▶ [Task] Would you please return the lines of the material that contain the word "subtitle"?
········
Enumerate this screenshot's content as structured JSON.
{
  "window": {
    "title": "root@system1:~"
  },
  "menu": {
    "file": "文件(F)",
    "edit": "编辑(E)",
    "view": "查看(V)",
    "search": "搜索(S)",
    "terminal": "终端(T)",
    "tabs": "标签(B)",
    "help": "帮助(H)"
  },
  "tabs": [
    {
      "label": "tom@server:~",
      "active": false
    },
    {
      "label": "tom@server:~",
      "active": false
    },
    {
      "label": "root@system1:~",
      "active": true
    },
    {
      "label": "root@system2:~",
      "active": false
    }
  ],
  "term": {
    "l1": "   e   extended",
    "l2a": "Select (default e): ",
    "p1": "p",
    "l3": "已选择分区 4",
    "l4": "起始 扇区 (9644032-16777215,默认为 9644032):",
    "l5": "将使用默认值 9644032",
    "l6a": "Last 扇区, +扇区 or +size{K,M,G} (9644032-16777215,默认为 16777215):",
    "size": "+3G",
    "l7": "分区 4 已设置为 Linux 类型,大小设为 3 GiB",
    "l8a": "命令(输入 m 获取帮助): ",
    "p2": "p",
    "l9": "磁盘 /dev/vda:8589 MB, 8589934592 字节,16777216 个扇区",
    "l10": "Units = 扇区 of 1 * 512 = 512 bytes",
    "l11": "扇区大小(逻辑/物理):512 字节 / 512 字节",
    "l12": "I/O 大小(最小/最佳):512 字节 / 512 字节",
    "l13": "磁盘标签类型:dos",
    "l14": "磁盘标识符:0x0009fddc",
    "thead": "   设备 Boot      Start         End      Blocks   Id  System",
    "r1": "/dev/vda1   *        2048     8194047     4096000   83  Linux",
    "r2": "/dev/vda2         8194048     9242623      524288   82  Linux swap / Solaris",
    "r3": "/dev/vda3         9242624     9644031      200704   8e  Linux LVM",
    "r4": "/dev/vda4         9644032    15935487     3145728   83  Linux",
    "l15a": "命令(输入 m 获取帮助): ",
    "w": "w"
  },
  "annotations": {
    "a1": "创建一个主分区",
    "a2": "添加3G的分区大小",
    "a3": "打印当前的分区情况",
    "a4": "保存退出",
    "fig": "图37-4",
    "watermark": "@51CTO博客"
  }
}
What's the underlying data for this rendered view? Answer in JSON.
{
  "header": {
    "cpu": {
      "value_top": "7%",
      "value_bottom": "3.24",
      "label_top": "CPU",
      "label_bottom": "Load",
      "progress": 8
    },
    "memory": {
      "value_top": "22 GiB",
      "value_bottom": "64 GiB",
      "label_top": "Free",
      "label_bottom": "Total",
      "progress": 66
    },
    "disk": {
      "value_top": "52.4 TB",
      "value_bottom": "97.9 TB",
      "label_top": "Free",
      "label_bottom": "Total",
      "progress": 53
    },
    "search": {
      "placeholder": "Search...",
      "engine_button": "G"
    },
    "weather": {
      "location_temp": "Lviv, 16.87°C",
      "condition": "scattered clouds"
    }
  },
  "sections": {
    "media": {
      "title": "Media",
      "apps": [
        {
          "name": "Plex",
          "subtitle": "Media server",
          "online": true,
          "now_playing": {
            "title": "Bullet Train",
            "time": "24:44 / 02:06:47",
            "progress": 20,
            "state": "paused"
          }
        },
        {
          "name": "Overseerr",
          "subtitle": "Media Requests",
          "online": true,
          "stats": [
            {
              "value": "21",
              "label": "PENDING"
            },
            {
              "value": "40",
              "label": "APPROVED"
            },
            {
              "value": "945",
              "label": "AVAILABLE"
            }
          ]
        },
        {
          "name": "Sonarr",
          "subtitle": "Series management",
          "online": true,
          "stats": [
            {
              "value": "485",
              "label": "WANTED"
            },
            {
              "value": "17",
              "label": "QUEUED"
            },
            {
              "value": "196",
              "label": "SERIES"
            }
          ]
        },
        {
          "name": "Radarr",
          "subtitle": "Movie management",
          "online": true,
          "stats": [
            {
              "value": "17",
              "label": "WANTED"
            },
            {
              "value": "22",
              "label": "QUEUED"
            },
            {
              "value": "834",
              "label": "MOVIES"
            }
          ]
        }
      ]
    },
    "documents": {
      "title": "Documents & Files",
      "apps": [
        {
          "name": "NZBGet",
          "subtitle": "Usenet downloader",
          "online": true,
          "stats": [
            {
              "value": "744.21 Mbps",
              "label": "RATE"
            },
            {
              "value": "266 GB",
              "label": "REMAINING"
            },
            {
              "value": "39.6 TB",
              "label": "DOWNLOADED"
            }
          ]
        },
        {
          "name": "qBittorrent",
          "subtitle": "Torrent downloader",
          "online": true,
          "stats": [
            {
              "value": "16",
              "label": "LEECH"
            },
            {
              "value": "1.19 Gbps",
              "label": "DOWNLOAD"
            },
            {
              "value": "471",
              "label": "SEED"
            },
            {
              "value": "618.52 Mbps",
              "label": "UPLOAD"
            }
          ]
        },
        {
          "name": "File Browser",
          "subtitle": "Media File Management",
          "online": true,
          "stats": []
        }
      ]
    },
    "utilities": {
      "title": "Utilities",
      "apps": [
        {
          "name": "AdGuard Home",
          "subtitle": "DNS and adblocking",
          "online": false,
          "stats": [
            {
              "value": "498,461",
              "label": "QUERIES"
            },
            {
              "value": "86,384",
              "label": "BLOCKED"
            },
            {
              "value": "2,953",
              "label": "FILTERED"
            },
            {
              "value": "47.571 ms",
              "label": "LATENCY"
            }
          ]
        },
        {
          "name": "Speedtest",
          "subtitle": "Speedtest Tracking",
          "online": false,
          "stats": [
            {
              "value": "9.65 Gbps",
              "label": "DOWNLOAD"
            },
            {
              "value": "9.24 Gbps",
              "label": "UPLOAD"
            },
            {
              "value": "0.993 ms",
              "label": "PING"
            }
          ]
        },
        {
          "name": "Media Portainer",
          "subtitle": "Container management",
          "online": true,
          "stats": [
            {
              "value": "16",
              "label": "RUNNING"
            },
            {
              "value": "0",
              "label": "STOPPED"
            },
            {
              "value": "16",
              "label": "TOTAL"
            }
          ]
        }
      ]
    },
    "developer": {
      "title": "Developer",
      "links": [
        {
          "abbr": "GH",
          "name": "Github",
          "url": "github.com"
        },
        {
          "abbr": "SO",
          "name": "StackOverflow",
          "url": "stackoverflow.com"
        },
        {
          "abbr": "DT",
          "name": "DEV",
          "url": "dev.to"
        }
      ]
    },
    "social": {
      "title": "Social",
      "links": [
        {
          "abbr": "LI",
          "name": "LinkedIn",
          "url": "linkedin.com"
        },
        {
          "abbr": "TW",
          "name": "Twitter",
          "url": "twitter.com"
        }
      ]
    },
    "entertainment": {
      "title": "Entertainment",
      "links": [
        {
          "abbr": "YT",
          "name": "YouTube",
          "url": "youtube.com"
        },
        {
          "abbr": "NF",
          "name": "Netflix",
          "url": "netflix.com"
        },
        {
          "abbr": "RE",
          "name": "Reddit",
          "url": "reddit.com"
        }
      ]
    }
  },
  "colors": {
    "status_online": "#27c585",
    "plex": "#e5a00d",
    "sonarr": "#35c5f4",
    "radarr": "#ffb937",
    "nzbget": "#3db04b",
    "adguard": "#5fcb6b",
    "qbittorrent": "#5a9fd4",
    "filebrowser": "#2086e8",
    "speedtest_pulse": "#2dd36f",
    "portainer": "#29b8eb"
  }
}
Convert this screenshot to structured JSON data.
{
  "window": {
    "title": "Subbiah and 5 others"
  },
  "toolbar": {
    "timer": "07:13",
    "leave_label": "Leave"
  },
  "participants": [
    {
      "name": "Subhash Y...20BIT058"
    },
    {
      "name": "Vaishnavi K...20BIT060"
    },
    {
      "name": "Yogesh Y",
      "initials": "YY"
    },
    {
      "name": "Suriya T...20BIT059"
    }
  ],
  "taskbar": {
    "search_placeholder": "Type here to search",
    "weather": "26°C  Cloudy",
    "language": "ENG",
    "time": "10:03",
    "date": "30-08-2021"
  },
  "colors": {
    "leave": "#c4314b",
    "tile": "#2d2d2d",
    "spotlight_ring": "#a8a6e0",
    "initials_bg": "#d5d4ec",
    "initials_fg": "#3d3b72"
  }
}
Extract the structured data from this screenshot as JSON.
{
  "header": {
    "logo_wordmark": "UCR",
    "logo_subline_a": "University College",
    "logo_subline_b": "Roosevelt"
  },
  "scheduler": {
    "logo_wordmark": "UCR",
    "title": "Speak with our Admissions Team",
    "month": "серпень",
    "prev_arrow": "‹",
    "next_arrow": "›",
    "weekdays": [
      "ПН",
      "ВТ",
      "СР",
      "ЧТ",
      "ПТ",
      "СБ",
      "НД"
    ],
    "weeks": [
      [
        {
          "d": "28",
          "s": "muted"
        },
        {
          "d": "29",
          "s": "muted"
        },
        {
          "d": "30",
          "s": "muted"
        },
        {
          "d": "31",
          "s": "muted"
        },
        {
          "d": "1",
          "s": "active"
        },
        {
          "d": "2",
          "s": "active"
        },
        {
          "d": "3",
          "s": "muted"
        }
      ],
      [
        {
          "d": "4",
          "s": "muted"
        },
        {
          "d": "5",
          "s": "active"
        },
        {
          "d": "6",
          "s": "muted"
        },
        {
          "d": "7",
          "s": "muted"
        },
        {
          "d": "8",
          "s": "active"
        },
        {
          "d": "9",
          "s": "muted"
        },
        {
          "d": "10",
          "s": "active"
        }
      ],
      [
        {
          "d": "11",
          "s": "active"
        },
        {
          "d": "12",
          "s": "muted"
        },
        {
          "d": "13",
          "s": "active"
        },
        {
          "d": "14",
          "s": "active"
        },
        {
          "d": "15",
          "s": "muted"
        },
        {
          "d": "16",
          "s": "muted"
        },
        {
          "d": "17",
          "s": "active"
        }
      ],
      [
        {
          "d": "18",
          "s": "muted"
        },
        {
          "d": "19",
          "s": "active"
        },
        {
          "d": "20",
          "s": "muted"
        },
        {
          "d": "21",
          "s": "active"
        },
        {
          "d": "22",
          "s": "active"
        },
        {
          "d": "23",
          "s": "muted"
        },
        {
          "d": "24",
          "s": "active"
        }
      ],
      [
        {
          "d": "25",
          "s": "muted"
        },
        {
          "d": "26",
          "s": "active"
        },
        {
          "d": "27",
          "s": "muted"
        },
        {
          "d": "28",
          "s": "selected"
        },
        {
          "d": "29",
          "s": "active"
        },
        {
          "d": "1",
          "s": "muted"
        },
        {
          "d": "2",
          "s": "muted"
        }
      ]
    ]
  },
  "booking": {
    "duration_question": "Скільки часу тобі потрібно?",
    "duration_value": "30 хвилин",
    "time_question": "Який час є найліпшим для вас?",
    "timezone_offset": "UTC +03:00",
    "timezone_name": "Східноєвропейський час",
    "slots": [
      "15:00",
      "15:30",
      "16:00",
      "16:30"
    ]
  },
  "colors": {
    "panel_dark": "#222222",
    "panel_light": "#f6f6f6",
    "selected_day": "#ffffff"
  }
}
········
▶ [Answer for the task]
          "subtitle": "Media server",
          "subtitle": "Media Requests",
          "subtitle": "Series management",
          "subtitle": "Movie management",
          "subtitle": "Usenet downloader",
          "subtitle": "Torrent downloader",
          "subtitle": "Media File Management",
          "subtitle": "DNS and adblocking",
          "subtitle": "Speedtest Tracking",
          "subtitle": "Container management",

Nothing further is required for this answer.